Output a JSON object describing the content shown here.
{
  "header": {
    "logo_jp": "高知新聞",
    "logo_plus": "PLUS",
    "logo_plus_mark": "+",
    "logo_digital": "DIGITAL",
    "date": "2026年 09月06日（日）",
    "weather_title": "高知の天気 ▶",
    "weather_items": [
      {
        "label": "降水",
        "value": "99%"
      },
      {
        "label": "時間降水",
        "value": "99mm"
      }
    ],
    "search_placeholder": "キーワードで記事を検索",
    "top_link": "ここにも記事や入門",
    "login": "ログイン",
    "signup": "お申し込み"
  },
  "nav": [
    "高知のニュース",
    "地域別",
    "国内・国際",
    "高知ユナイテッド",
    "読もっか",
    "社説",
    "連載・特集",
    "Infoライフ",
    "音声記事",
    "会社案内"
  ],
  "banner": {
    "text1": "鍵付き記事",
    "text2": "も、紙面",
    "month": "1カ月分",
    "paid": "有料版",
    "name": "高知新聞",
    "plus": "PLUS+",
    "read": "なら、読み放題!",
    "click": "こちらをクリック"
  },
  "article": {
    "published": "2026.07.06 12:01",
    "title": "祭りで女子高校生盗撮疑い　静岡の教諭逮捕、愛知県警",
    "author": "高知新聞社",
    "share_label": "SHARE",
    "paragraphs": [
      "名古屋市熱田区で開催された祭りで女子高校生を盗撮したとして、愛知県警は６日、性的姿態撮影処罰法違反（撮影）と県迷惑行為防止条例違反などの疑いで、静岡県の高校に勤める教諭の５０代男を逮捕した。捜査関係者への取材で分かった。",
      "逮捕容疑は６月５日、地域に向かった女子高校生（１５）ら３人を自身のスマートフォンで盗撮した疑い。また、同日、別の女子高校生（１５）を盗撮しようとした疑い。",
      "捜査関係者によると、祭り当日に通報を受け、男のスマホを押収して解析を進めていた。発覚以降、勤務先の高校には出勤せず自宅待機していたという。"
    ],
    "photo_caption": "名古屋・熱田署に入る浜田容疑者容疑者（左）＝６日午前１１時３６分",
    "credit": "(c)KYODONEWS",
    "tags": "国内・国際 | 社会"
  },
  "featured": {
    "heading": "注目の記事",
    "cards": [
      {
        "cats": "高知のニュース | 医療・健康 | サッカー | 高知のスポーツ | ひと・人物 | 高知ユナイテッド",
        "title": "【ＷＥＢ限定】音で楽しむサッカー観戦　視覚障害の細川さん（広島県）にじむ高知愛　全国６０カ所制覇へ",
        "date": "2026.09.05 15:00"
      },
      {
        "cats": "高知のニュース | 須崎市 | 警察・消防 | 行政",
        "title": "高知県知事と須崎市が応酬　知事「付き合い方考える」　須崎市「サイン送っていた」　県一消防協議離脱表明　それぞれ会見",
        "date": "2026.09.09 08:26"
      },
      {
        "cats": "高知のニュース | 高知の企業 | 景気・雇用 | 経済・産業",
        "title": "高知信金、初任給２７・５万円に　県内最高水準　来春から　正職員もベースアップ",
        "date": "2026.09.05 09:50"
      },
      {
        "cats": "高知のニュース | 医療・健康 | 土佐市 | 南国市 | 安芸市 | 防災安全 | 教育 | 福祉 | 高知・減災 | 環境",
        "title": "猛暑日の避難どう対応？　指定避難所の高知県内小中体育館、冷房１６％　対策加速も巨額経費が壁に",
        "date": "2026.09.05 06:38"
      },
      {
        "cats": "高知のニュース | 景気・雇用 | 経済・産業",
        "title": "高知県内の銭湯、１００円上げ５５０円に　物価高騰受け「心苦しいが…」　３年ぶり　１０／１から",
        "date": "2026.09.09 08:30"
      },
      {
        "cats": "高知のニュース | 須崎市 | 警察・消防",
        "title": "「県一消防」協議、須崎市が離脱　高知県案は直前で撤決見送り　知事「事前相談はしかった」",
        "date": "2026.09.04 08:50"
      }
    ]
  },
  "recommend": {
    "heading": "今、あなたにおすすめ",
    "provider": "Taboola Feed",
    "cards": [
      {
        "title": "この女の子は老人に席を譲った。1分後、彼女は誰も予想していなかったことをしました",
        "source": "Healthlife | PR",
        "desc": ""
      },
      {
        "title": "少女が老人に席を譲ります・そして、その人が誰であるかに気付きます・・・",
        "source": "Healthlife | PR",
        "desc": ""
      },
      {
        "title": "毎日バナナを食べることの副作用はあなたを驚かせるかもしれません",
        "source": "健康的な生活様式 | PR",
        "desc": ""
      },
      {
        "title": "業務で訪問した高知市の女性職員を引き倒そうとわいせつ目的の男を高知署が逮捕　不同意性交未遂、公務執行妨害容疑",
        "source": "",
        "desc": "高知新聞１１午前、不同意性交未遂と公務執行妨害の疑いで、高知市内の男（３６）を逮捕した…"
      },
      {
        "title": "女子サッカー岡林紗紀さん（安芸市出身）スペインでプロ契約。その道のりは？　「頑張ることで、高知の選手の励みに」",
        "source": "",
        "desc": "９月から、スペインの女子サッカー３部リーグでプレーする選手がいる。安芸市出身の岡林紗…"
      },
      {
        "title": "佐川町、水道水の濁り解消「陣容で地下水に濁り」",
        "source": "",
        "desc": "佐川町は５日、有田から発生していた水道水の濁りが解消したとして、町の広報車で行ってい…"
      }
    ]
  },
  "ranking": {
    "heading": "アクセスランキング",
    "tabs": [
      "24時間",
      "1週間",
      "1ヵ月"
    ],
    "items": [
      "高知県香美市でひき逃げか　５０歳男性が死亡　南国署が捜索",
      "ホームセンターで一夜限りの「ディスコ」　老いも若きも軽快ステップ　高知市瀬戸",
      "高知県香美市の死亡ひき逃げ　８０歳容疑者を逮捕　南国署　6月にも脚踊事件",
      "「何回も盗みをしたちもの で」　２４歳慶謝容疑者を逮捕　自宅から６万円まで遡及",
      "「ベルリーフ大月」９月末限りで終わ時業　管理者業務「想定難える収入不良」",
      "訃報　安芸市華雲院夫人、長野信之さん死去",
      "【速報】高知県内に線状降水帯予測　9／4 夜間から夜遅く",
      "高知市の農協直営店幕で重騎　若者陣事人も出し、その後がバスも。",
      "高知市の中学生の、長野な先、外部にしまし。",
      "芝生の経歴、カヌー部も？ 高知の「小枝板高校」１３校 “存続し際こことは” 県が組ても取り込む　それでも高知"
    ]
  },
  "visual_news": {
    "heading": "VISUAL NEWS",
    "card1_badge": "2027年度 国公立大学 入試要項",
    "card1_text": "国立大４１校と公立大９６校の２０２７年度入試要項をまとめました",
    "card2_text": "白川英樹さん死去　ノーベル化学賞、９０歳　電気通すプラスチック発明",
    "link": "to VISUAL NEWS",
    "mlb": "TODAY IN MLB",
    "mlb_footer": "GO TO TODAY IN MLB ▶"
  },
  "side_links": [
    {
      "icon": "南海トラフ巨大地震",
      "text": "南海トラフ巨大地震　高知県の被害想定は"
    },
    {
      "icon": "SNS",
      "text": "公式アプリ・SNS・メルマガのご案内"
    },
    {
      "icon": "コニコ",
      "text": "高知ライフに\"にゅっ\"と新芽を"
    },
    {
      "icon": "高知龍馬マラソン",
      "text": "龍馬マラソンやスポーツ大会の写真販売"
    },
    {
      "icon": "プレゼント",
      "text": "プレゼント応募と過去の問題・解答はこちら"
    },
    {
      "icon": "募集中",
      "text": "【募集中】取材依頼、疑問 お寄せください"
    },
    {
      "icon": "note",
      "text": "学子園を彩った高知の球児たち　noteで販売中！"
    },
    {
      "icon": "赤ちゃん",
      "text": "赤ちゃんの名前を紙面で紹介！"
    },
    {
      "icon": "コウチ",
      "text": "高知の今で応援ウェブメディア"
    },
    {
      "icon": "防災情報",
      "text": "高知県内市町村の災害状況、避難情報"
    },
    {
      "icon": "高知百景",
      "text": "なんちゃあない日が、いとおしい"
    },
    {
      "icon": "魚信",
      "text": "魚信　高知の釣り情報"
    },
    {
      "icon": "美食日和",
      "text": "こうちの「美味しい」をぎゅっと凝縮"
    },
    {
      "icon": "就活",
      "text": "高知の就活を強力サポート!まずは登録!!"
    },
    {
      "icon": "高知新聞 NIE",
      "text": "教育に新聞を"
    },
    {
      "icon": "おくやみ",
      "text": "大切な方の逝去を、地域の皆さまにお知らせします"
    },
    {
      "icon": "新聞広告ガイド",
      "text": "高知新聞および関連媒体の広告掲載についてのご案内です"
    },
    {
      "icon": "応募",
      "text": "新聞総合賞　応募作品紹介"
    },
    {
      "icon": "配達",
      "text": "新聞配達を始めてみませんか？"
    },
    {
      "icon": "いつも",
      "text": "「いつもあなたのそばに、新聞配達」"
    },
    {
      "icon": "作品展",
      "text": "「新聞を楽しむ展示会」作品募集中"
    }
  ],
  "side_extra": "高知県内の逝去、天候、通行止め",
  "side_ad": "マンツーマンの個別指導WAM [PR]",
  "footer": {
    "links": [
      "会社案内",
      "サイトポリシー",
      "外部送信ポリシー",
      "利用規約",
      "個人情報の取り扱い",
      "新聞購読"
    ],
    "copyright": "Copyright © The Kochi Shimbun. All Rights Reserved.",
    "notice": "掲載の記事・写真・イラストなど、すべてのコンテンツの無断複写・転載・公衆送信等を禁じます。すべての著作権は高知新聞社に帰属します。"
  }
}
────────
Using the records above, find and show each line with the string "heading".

# RESPONSE
    "heading": "注目の記事",
    "heading": "今、あなたにおすすめ",
    "heading": "アクセスランキング",
    "heading": "VISUAL NEWS",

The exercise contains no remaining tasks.